Reassortment is like something out of science fiction: When two influenza viruses infect the same cell in the same host, they can trade entire chunks of their genomes with each other, yielding a variety of Franken-flus.
This is what would happen if pigs—which can contract both the human and avian flu—get infected with both: “Should these two viruses meet inside these animals, they might swap parts, producing an avian flu that can more easily infect mammals.”
Looping back to those minks: Since minks are also susceptible to avian and mammalian flus, scientists are worried about the outbreak at the Spanish farm:
In theory, that could lead to the creation of a virus with all of H5N1’s other bad personality traits — its ability to cause severe disease, for example — with the added advantage of, say, being able to easily infiltrate cells in our airways.
Voila, the bird flu virus would suddenly meet all three criteria to trigger a pandemic.
Point to note: The 1918 flu pandemic—which killed an estimated 50 million people worldwide—was triggered by a genetic mingling of swine flu and avian flu viruses. It was followed by two avian influenza pandemics in 1957 and 1968—which involved both reassortment and additional mutations. Each of these pandemics killed about 1 million people worldwide. But these involved different strains of the avian flu.
The silver lining: Scientists agree that the mutations that allow the virus to spread among new species will also make it less lethal. For example, the fatality rate among those minks was only 4%.
How does climate change come into this?

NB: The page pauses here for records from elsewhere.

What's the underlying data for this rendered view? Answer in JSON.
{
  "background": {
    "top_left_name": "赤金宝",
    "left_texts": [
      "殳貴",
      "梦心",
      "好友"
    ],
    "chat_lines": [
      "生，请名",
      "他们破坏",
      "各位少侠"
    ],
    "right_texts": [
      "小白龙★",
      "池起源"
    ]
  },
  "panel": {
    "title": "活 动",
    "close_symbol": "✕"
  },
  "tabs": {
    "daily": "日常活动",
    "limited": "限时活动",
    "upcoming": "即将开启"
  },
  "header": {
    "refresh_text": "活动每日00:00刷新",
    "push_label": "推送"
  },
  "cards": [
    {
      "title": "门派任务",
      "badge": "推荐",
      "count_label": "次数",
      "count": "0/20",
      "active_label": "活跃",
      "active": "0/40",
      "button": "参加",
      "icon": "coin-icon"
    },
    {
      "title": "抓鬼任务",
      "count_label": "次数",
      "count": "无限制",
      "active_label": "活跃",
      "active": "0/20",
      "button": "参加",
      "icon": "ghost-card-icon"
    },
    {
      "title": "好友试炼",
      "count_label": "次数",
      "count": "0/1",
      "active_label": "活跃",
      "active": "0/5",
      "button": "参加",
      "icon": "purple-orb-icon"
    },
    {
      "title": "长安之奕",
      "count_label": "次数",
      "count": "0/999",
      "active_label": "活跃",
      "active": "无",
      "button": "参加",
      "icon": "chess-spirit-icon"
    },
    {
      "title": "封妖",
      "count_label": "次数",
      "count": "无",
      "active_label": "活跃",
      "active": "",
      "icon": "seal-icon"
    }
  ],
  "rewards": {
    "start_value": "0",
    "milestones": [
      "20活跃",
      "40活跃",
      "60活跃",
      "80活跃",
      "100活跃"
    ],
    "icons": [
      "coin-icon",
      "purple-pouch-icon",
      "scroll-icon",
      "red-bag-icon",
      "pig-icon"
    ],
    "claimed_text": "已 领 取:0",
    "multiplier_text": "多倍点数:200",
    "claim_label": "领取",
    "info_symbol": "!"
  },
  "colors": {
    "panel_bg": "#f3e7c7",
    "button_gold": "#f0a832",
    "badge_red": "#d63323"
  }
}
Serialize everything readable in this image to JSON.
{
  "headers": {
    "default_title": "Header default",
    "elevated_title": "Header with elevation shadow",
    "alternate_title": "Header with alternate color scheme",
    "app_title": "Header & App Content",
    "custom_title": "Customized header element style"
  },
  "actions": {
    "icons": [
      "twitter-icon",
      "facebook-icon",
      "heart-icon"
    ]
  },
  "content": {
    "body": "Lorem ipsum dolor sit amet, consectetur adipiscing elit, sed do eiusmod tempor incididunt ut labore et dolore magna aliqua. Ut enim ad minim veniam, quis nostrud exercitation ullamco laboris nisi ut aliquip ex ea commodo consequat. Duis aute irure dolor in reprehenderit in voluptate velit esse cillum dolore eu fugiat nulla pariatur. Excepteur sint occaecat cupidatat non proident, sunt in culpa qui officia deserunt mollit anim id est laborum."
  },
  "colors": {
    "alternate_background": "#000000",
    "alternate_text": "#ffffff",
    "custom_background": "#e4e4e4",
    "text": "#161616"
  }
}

Scientists say it explains why bird flu outbreaks are becoming more frequent and widespread. Warming temperatures affect the behaviour of birds—such as migratory patterns and breeding seasons:
Studies have found that changing weather patterns fundamentally affect the way birds behave in ways that could influence the spread of bird flu. Rising temperatures and the seasonal changes they induce force birds to adjust their migratory patterns and converge in new combinations. Rising sea levels also affect where birds make their nests and lay their eggs, prompting species that don’t typically interact to make contact and share disease.
As a result, avian flu virus has been detected during the summer in Italy—when high temperatures ought to have destroyed it—and in winter in Canada, when migrating birds are few and far between. To be clear: experts are still figuring out exactly how global warming is linked to these changes.
The bottomline: Scientists do not claim that a bird flu epidemic is inevitable or even imminent. They are instead making a strong case for closely tracking the virus—so we can detect the threat and eliminate it. Prevention is always better than a cure.
Vox, NBC News and The Guardian offer the best overview of the latest H5N1 outbreak—and how it might mutate. The Guardian also looks at the devastation it has wreaked among wild birds. Grist is excellent on the connection to climate change. Science has the original study on the mink farm in Spain. New York Times op-ed explains why we should all be concerned about vaccine supplies—and the state of surveillance systems. Also in the Times: A connection between seal strandings and bird flu.